CEIBA and the four-part collection on Ian Smith are two separate exhibitions in Summerhall’s Festival of Ian Smith: A Celebration of Death. While there are more than two exhibitions in the festival, this review will focus solely on CEIBA and art pertaining to Smith.
The first exhibition, CEIBA, is focused on the Mexican celebration of death. Anything but two dimensional and dull, it is a fantastic sensory overload. Upon entering, there are three large glass encased altars filled with Mexican crafts, objects and artwork that represent the ‘ofrendas’, or offerings, on traditional Altars of the Dead. Each has a different theme, and each showcases a different colour from the Mexican flag: green, white and red. Surrounding the altars are glass cases of artwork and vegetables, as well as piles of pine branches. The walls are filled with colourful photographs of Mexican life and of Dia de los Muertos, or ‘Day of the Dead’.
Fraser McLean’s CEIBA is everything you could ask for: colourful, eclectic yet unified, sensory, nostalgic and reflective. It achieves its purpose in representing the Mexican celebration of death, in transporting us to a place that feels both familiar and strange, and in inspiring respect for the organic, complex Mexican culture.
After the vibrant, almost tactile exploration of CEIBA, the homage to Ian Duncan Smith seems sterile in comparison. Most of the exhibition is much more minimalist in its approach. Two consecutive rooms seem to feature nothing but a few massive portraits of Smith by artist Graeme Wilcox. The sterility of these two rooms highlight Wilcox’s realistic and extremely well painted portraiture. Adjacent is a dimly lit hall featuring a take on Smith’s Good Grief installation, containing three lamp posts plastered with notes addressed to those who have passed.
A last room dedicated to Smith contains a bust of his head and a replica of his Glasgow studio, adorned with curios, David Bowie memorabilia, and knick knacks galore. Like CEIBA, this replica studio gives you an understanding of the subject that portraiture alone cannot convey. It is the most dynamic piece on Smith.

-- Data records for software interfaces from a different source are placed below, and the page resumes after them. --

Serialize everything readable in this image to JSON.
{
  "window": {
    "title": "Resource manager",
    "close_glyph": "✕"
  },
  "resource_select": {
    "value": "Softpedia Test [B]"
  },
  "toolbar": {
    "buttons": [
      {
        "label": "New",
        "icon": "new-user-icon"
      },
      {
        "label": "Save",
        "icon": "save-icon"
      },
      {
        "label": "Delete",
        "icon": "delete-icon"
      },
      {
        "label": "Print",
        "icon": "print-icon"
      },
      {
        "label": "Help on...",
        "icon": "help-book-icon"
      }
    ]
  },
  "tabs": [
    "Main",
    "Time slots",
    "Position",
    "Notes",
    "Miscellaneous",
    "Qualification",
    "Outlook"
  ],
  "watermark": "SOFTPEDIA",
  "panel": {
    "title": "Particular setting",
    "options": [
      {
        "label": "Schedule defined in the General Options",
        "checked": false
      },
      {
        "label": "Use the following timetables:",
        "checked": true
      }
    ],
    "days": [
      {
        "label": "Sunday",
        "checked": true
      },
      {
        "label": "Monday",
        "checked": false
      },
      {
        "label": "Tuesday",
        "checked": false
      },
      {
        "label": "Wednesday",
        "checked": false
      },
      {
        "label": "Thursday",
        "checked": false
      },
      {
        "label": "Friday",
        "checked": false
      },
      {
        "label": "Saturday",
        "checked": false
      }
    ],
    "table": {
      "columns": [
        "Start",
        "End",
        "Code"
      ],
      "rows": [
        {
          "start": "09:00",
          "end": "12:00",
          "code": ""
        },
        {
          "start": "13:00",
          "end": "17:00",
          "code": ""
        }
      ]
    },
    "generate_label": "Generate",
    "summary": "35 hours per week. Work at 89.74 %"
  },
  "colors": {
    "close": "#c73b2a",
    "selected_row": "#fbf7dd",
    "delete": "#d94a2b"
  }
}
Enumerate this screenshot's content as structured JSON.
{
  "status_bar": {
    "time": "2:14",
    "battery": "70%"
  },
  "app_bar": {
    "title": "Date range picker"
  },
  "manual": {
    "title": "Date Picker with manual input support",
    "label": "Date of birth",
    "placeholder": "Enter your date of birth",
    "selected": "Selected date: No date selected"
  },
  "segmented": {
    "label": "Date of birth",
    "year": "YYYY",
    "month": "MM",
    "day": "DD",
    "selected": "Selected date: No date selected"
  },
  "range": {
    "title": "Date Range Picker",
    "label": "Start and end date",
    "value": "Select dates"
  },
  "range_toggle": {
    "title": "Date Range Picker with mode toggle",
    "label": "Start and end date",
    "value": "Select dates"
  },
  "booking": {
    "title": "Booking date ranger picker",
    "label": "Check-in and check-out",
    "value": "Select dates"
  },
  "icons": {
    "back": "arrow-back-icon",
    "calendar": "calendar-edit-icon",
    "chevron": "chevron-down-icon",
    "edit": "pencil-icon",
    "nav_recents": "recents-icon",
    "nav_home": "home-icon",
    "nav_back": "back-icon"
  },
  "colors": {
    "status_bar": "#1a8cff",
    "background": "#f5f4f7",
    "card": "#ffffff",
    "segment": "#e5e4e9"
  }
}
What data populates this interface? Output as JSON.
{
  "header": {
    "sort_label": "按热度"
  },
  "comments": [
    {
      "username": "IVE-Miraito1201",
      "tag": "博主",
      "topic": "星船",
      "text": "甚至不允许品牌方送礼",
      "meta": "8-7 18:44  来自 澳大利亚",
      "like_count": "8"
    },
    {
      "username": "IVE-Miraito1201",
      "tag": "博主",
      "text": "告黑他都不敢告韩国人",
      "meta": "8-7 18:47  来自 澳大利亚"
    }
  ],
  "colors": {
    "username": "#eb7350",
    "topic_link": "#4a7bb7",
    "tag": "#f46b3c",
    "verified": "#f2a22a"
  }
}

There is a disconnect between the two exhibitions that can’t quite be reconciled. While CEIBA is vibrant and spirited, the following rooms focusing on Smith feel comparatively drab. Perhaps had the exhibition on Smith been placed before CEIBA, moving from personal and less cluttered to bustling and spirited, the experience would have felt a more natural emotional and artistic progression. What is still brilliant art on and by Ian Duncan Smith loses aesthetic appeal due to the boldness of the exhibition that precedes it.
At Summerhall until 23rd December